Well, of course he did.
You see, Dr. Berger had written a Ph.D. dissertation on hominid clavicles. He has possibly thought more about clavicles than anyone else on earth who was not eating seriously party-oriented mushrooms.
The clavicle turned out to belong to a Skeleton Family boy who was about Matt’s age when he died. His bones, and the bones of his relatives, are still being unearthed. To give you some perspective: The skeleton fragments that make up our biological record of hominid evolution comprise a bit of skull here, a tooth there, a knuckle somewhere else. No skeletons this complete have been found before. No two individual ancient hominids have ever been found together. No examples of both sexes of the same hominid have been found together. No directly related individuals have ever been found…I could go on and on, but suffice it to say this find is mind-bogglingly rich. Organic things just don’t last 2 million years, except in the bizarre circumstances that preserved the Skeleton Family.
In this case, scientists are examining the tartar on the Skeleton Family’s teeth to see what they ate for their last meal. Seriously. I saw the teeth this morning with my own beady eyes, and they look just like mine feel after eating a lollipop. When they finish digging up the kid’s mother, who died next to him, they’ll probably figure out that she was just about to make him go brush properly when the cave-in occurred.
There’s a famous example of probability you’ll hear in basic statistics classes: If you let a chimpanzee bang on a keyboard at random forever, he’ll eventually—by pure chance—type up the complete works of Shakespeare. Obviously, this will take a long time, longer even than your average cocktail party, which, from my perspective, is virtually infinite. But the chimp’s odds of duplicating Shakespeare don’t seem all that different from the odds of a clavicle specialist’s young son happening upon another young boy’s clavicle during the brief period when the bone went visible after being fossilized in a freak, high-preservation accident almost 2 million years ago.
“Can I ask you a goony-fan question?” I asked Dr. Berger as we stood ogling the skeleton, complete with its tooth-tartar. “When you realized what you’d found, how did it feel?”
“I haven’t slept for eighteen months,” he said.

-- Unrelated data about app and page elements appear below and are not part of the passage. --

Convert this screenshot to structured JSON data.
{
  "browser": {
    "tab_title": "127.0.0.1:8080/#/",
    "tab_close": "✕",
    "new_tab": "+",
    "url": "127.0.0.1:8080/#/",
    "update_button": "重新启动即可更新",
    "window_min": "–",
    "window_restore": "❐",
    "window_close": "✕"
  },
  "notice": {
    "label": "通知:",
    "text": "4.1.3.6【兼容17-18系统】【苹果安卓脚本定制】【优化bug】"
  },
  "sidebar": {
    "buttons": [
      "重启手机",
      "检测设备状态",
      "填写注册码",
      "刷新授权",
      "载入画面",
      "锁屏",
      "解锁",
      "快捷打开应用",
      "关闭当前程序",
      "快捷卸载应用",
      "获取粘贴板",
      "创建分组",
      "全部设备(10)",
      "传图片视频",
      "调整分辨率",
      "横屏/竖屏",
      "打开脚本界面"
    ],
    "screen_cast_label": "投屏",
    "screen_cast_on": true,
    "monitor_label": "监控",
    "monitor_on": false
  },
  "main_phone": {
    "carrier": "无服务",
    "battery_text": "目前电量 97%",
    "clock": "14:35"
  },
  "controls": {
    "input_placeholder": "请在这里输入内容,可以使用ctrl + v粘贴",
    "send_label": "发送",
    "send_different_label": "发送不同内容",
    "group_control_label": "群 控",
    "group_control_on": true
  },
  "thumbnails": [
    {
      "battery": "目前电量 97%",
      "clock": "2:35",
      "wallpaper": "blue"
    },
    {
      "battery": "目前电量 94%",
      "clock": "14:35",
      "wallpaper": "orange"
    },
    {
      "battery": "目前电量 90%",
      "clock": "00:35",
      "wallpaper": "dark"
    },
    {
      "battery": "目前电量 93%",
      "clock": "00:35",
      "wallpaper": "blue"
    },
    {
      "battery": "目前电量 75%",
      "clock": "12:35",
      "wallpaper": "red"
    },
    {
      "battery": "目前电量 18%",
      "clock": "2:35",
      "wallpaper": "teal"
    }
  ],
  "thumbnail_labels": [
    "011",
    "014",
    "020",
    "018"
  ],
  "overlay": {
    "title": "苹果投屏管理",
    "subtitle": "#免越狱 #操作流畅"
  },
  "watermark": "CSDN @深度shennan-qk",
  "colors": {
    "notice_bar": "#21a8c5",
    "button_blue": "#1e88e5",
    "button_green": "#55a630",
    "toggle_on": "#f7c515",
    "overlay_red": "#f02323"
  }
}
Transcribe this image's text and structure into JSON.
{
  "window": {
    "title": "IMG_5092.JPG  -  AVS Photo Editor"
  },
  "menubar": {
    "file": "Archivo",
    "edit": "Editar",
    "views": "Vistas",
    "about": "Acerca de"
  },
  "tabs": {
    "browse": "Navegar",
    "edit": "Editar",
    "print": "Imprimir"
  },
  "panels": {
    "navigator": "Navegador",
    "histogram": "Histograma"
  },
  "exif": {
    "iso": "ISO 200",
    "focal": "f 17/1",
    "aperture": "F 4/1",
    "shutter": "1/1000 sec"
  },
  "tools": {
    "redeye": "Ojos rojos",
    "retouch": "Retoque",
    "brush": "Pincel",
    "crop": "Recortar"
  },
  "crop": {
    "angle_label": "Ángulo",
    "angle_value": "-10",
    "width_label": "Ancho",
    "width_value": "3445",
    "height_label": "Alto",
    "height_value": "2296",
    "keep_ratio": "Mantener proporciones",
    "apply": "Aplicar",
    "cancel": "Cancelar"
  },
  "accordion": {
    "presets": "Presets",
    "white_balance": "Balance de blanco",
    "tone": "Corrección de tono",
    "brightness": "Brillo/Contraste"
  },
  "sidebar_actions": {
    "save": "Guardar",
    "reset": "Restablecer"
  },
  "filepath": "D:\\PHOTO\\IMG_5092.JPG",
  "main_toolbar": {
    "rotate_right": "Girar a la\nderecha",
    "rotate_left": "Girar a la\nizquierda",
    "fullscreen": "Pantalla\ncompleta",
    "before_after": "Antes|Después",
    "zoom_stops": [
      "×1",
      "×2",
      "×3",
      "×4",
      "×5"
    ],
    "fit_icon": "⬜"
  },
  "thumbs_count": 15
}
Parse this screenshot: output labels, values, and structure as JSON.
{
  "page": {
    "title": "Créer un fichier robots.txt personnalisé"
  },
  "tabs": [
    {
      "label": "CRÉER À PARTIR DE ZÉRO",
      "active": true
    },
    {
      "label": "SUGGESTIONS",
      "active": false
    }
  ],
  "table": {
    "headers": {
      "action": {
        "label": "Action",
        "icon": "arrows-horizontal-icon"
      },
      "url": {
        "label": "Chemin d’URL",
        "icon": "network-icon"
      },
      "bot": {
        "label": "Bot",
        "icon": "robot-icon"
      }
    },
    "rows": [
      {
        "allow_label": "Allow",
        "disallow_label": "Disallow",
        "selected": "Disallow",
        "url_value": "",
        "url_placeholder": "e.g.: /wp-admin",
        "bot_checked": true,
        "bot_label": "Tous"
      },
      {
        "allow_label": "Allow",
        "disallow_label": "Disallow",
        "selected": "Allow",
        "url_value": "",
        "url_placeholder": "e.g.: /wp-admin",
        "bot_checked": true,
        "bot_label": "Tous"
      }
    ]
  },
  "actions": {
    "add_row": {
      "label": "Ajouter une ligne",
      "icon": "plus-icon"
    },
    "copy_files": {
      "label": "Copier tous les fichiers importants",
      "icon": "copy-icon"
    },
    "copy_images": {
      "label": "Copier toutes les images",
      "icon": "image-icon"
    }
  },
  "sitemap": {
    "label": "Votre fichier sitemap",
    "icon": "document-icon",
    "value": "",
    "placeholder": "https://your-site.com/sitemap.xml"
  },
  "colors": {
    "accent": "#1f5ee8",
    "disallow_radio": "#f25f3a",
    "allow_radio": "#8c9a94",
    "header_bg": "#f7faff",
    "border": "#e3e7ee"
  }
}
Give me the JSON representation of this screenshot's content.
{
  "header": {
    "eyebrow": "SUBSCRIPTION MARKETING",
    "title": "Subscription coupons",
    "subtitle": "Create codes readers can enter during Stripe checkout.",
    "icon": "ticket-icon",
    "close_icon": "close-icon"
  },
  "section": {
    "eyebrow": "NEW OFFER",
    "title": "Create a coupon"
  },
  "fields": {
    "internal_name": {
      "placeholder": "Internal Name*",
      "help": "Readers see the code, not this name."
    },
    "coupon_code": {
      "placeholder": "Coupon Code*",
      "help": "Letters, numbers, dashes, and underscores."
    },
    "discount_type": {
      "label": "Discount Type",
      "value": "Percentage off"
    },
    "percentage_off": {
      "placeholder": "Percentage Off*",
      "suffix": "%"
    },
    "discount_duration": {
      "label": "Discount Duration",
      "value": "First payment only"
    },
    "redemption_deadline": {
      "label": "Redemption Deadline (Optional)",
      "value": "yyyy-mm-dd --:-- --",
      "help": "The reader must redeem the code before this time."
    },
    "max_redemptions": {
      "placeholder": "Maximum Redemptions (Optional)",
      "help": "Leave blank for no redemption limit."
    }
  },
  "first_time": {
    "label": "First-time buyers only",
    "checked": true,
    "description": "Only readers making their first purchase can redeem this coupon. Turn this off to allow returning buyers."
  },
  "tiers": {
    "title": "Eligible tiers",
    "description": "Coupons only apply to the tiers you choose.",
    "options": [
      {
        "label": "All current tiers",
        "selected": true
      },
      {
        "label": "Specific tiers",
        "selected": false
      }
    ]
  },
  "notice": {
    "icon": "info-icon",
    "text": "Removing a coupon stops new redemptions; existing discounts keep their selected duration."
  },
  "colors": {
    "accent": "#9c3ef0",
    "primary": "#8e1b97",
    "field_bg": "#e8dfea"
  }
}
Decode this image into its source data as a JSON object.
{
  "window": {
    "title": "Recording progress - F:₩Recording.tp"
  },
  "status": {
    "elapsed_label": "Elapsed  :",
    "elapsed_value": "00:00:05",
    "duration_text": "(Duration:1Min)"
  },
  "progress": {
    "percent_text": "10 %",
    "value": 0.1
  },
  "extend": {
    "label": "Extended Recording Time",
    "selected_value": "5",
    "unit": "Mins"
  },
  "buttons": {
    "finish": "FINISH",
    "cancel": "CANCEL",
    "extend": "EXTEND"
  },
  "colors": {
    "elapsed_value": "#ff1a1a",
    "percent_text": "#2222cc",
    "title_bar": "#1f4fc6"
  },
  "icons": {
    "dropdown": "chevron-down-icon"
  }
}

I may not sleep that well myself tonight. I’m shocked awake all over again every time some incredible reality nudges me toward dropping my Newtonian model of the world, where things happen randomly, and the emerging post-Newtonian worldview in which time is not linear, matter is only a form of energy, and things are connected in ways we’ve only begun to fathom.
I mean really—five years of studying clavicles? Who does that?
So if you’re reading this at a time when the odds against you feel large and your chance of success tiny, pay attention. Go for a lot of walks. Notice what you feel compelled to learn. Follow your hunches. Hold in your mind’s hands, see with your mind’s eyes, hear with your mind’s ears, the unbelievable good fortune you hope will happen to you.
Then work your hind end off, travel to wherever the odds are good, and never stop searching. Oh, and always travel with a child, or at least a child’s-eye view. You never know where a 9-year-old is going to find a friend.